While FIFA continues to sink deeper into a mire of scandal, the deepest hell in the world football body’s dominion is reserved for the workers toiling at the sweltering construction zones of Qatar, the 2022 World Cup host. As the legal turmoil swells in Geneva, however, human rights groups see a potential opening to revisit the controversy over whether Qatar deserves to be hosting the games at all.
But the contrast between law enforcement’s scrutiny of FIFA’s dirty backdoor dealings, versus the relatively subdued official response to Qatar’s industrial homicide, reflects the ethical perversion that drives the football industry.
Days before the US authorities’ corruption indictments hit the fan at FIFA’s Swiss headquarters, Amnesty International aired the latest of several reports on alarming levels of labor abuse and injury linked to Qatar’s World Cup development. Migrant laborers, who make up the vast majority of Qatar’s labor force, primarily in domestic and construction work, face brutal conditions, poverty wages, and virtually no labor protections or recourse against abusive employers. They are often drawn from poorer South and Southeast Asian nations by unregulated recruiters running a global web of debt bondage. A medieval-type contracting arrangement known as kafala effectively bars workers from leaving or changing jobs without their employers’ approval. The draconian system is used for other controversial prestige-seeking projects in the Gulf, such as the migrant labor–fueled developments of New York University’s and the Guggenheim’s branches in Abu Dhabi.

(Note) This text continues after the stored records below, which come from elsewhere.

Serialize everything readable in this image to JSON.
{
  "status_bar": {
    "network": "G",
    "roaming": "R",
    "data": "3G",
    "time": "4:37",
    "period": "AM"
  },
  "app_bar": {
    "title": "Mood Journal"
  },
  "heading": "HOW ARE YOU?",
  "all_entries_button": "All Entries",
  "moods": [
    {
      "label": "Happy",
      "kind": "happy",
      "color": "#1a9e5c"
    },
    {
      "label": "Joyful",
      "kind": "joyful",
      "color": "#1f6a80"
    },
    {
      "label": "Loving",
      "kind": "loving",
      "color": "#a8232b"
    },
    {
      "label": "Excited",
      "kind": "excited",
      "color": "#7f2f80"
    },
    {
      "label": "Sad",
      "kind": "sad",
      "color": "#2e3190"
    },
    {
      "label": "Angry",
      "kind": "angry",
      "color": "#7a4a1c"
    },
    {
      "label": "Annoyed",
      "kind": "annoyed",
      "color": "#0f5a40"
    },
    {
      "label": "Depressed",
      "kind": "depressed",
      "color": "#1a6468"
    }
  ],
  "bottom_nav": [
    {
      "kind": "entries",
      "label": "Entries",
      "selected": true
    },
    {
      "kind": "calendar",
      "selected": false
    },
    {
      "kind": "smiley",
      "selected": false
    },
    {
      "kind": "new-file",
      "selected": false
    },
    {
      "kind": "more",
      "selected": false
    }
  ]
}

The human toll is stunning: lethal accidents and heat exhaustion related to World Cup development—including facilities, infrastructure, and other commercial projects—have led to, according to a 2014 audit, the deaths of 964 workers from Nepal, India, and Bangladesh in 2012 and 2013 alone. By contrast, South Africa’s World Cup left two dead. The International Trade Union Confederation (ITUC), which has long condemned Qatar’s labor rights record, calculates some 1,200 workers have already perished. Data is sketchy, but with a workforce of some 1.5 million, at this rate, about 4,000 casualties will pave the World Cup’s gateway by opening day. Despite pressure from the United Nations, the government has done little to independently investigate construction-related deaths.